- [Task to carry out]
Make an exact copy of every entry.

[Collected data]

Start of Block

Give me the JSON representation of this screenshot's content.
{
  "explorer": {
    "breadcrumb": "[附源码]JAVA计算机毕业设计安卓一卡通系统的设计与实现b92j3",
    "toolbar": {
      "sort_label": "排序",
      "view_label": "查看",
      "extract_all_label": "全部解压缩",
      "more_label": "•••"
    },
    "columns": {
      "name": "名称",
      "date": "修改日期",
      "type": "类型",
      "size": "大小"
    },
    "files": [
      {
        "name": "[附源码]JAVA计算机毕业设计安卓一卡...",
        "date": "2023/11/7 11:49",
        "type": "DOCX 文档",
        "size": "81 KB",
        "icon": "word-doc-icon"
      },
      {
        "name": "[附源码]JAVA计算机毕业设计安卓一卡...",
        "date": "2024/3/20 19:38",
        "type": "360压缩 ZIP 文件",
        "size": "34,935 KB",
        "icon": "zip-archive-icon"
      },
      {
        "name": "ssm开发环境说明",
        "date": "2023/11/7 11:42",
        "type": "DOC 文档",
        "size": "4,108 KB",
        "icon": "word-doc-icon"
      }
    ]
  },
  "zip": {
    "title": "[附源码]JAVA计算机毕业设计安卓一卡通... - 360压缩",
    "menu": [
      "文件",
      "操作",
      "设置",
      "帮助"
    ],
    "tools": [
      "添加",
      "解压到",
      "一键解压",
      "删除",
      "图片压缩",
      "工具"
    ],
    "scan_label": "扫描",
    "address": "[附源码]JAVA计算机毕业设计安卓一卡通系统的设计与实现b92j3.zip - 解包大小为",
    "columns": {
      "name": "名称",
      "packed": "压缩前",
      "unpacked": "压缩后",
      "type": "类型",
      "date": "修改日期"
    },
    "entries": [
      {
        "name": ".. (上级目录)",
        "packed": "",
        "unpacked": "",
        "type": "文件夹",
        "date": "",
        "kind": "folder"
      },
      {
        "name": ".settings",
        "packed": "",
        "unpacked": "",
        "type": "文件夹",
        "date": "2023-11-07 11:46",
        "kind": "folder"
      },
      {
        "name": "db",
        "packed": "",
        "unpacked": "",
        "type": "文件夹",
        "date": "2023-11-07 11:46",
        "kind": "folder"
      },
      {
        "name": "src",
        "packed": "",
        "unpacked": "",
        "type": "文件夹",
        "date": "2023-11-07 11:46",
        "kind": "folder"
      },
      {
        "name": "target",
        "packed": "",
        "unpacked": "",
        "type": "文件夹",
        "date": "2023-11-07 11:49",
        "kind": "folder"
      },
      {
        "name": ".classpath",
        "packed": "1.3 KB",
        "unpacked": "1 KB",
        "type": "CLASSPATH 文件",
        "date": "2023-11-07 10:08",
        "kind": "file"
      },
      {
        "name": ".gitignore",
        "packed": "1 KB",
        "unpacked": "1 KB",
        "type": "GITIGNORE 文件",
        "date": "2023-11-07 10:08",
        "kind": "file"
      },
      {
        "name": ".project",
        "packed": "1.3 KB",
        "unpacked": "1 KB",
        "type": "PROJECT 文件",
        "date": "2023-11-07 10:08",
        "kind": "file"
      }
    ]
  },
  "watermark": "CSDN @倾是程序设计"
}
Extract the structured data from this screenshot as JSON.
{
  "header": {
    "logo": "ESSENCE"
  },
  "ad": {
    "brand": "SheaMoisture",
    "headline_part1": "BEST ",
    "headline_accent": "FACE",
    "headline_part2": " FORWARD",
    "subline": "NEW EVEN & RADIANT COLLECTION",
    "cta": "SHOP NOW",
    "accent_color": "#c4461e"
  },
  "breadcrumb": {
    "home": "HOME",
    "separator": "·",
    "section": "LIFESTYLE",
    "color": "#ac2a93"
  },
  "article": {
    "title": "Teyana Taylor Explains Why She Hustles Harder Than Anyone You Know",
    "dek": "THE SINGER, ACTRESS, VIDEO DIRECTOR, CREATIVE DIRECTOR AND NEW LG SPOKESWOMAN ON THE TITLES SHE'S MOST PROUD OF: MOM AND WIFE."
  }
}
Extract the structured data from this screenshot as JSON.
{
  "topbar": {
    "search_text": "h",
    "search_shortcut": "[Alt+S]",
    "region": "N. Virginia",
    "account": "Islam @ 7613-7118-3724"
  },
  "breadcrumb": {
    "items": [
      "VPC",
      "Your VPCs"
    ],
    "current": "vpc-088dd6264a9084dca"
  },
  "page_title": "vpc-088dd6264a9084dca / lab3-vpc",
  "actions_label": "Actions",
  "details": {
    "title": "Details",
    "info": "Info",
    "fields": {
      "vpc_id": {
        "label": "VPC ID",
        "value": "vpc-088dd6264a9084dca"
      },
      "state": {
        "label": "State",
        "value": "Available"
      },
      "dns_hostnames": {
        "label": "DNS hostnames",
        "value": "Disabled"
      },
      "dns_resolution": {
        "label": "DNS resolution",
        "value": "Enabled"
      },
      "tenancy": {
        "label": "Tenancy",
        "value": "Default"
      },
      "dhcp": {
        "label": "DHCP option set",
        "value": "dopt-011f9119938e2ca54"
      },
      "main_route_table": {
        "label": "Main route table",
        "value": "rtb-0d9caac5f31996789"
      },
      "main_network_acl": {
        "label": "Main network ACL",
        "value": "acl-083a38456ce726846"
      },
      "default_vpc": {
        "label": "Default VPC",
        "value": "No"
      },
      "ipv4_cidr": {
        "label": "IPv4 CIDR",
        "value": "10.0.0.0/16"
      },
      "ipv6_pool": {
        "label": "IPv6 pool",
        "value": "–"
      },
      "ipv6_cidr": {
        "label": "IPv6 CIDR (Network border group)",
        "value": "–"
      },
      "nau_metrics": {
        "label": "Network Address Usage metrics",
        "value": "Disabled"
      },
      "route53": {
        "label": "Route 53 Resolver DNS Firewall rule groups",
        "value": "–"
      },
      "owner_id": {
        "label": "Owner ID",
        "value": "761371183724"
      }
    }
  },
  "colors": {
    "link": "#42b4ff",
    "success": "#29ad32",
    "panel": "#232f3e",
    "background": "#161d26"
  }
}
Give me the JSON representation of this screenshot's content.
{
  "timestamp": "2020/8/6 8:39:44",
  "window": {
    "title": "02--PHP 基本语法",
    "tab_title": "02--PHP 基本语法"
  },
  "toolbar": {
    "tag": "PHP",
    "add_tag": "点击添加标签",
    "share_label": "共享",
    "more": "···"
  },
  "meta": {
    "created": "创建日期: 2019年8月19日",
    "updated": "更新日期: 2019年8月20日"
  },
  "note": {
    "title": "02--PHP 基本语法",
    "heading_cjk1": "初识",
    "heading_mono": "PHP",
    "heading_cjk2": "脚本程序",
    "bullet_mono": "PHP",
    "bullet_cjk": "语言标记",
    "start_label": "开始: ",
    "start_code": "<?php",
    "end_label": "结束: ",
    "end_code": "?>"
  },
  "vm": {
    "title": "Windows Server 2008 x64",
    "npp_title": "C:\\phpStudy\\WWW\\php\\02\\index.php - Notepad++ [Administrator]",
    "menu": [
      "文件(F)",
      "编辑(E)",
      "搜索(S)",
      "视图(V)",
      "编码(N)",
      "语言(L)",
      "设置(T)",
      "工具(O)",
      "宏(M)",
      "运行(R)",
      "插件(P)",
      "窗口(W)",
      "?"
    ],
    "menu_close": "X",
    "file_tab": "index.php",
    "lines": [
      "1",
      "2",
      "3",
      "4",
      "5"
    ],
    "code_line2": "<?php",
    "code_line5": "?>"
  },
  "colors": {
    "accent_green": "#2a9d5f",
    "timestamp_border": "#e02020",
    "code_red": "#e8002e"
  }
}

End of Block

- [Finished exercise]
Give me the JSON representation of this screenshot's content.
{
  "explorer": {
    "breadcrumb": "[附源码]JAVA计算机毕业设计安卓一卡通系统的设计与实现b92j3",
    "toolbar": {
      "sort_label": "排序",
      "view_label": "查看",
      "extract_all_label": "全部解压缩",
      "more_label": "•••"
    },
    "columns": {
      "name": "名称",
      "date": "修改日期",
      "type": "类型",
      "size": "大小"
    },
    "files": [
      {
        "name": "[附源码]JAVA计算机毕业设计安卓一卡...",
        "date": "2023/11/7 11:49",
        "type": "DOCX 文档",
        "size": "81 KB",
        "icon": "word-doc-icon"
      },
      {
        "name": "[附源码]JAVA计算机毕业设计安卓一卡...",
        "date": "2024/3/20 19:38",
        "type": "360压缩 ZIP 文件",
        "size": "34,935 KB",
        "icon": "zip-archive-icon"
      },
      {
        "name": "ssm开发环境说明",
        "date": "2023/11/7 11:42",
        "type": "DOC 文档",
        "size": "4,108 KB",
        "icon": "word-doc-icon"
      }
    ]
  },
  "zip": {
    "title": "[附源码]JAVA计算机毕业设计安卓一卡通... - 360压缩",
    "menu": [
      "文件",
      "操作",
      "设置",
      "帮助"
    ],
    "tools": [
      "添加",
      "解压到",
      "一键解压",
      "删除",
      "图片压缩",
      "工具"
    ],
    "scan_label": "扫描",
    "address": "[附源码]JAVA计算机毕业设计安卓一卡通系统的设计与实现b92j3.zip - 解包大小为",
    "columns": {
      "name": "名称",
      "packed": "压缩前",
      "unpacked": "压缩后",
      "type": "类型",
      "date": "修改日期"
    },
    "entries": [
      {
        "name": ".. (上级目录)",
        "packed": "",
        "unpacked": "",
        "type": "文件夹",
        "date": "",
        "kind": "folder"
      },
      {
        "name": ".settings",
        "packed": "",
        "unpacked": "",
        "type": "文件夹",
        "date": "2023-11-07 11:46",
        "kind": "folder"
      },
      {
        "name": "db",
        "packed": "",
        "unpacked": "",
        "type": "文件夹",
        "date": "2023-11-07 11:46",
        "kind": "folder"
      },
      {
        "name": "src",
        "packed": "",
        "unpacked": "",
        "type": "文件夹",
        "date": "2023-11-07 11:46",
        "kind": "folder"
      },
      {
        "name": "target",
        "packed": "",
        "unpacked": "",
        "type": "文件夹",
        "date": "2023-11-07 11:49",
        "kind": "folder"
      },
      {
        "name": ".classpath",
        "packed": "1.3 KB",
        "unpacked": "1 KB",
        "type": "CLASSPATH 文件",
        "date": "2023-11-07 10:08",
        "kind": "file"
      },
      {
        "name": ".gitignore",
        "packed": "1 KB",
        "unpacked": "1 KB",
        "type": "GITIGNORE 文件",
        "date": "2023-11-07 10:08",
        "kind": "file"
      },
      {
        "name": ".project",
        "packed": "1.3 KB",
        "unpacked": "1 KB",
        "type": "PROJECT 文件",
        "date": "2023-11-07 10:08",
        "kind": "file"
      }
    ]
  },
  "watermark": "CSDN @倾是程序设计"
}
Extract the structured data from this screenshot as JSON.
{
  "header": {
    "logo": "ESSENCE"
  },
  "ad": {
    "brand": "SheaMoisture",
    "headline_part1": "BEST ",
    "headline_accent": "FACE",
    "headline_part2": " FORWARD",
    "subline": "NEW EVEN & RADIANT COLLECTION",
    "cta": "SHOP NOW",
    "accent_color": "#c4461e"
  },
  "breadcrumb": {
    "home": "HOME",
    "separator": "·",
    "section": "LIFESTYLE",
    "color": "#ac2a93"
  },
  "article": {
    "title": "Teyana Taylor Explains Why She Hustles Harder Than Anyone You Know",
    "dek": "THE SINGER, ACTRESS, VIDEO DIRECTOR, CREATIVE DIRECTOR AND NEW LG SPOKESWOMAN ON THE TITLES SHE'S MOST PROUD OF: MOM AND WIFE."
  }
}
Extract the structured data from this screenshot as JSON.
{
  "topbar": {
    "search_text": "h",
    "search_shortcut": "[Alt+S]",
    "region": "N. Virginia",
    "account": "Islam @ 7613-7118-3724"
  },
  "breadcrumb": {
    "items": [
      "VPC",
      "Your VPCs"
    ],
    "current": "vpc-088dd6264a9084dca"
  },
  "page_title": "vpc-088dd6264a9084dca / lab3-vpc",
  "actions_label": "Actions",
  "details": {
    "title": "Details",
    "info": "Info",
    "fields": {
      "vpc_id": {
        "label": "VPC ID",
        "value": "vpc-088dd6264a9084dca"
      },
      "state": {
        "label": "State",
        "value": "Available"
      },
      "dns_hostnames": {
        "label": "DNS hostnames",
        "value": "Disabled"
      },
      "dns_resolution": {
        "label": "DNS resolution",
        "value": "Enabled"
      },
      "tenancy": {
        "label": "Tenancy",
        "value": "Default"
      },
      "dhcp": {
        "label": "DHCP option set",
        "value": "dopt-011f9119938e2ca54"
      },
      "main_route_table": {
        "label": "Main route table",
        "value": "rtb-0d9caac5f31996789"
      },
      "main_network_acl": {
        "label": "Main network ACL",
        "value": "acl-083a38456ce726846"
      },
      "default_vpc": {
        "label": "Default VPC",
        "value": "No"
      },
      "ipv4_cidr": {
        "label": "IPv4 CIDR",
        "value": "10.0.0.0/16"
      },
      "ipv6_pool": {
        "label": "IPv6 pool",
        "value": "–"
      },
      "ipv6_cidr": {
        "label": "IPv6 CIDR (Network border group)",
        "value": "–"
      },
      "nau_metrics": {
        "label": "Network Address Usage metrics",
        "value": "Disabled"
      },
      "route53": {
        "label": "Route 53 Resolver DNS Firewall rule groups",
        "value": "–"
      },
      "owner_id": {
        "label": "Owner ID",
        "value": "761371183724"
      }
    }
  },
  "colors": {
    "link": "#42b4ff",
    "success": "#29ad32",
    "panel": "#232f3e",
    "background": "#161d26"
  }
}
Give me the JSON representation of this screenshot's content.
{
  "timestamp": "2020/8/6 8:39:44",
  "window": {
    "title": "02--PHP 基本语法",
    "tab_title": "02--PHP 基本语法"
  },
  "toolbar": {
    "tag": "PHP",
    "add_tag": "点击添加标签",
    "share_label": "共享",
    "more": "···"
  },
  "meta": {
    "created": "创建日期: 2019年8月19日",
    "updated": "更新日期: 2019年8月20日"
  },
  "note": {
    "title": "02--PHP 基本语法",
    "heading_cjk1": "初识",
    "heading_mono": "PHP",
    "heading_cjk2": "脚本程序",
    "bullet_mono": "PHP",
    "bullet_cjk": "语言标记",
    "start_label": "开始: ",
    "start_code": "<?php",
    "end_label": "结束: ",
    "end_code": "?>"
  },
  "vm": {
    "title": "Windows Server 2008 x64",
    "npp_title": "C:\\phpStudy\\WWW\\php\\02\\index.php - Notepad++ [Administrator]",
    "menu": [
      "文件(F)",
      "编辑(E)",
      "搜索(S)",
      "视图(V)",
      "编码(N)",
      "语言(L)",
      "设置(T)",
      "工具(O)",
      "宏(M)",
      "运行(R)",
      "插件(P)",
      "窗口(W)",
      "?"
    ],
    "menu_close": "X",
    "file_tab": "index.php",
    "lines": [
      "1",
      "2",
      "3",
      "4",
      "5"
    ],
    "code_line2": "<?php",
    "code_line5": "?>"
  },
  "colors": {
    "accent_green": "#2a9d5f",
    "timestamp_border": "#e02020",
    "code_red": "#e8002e"
  }
}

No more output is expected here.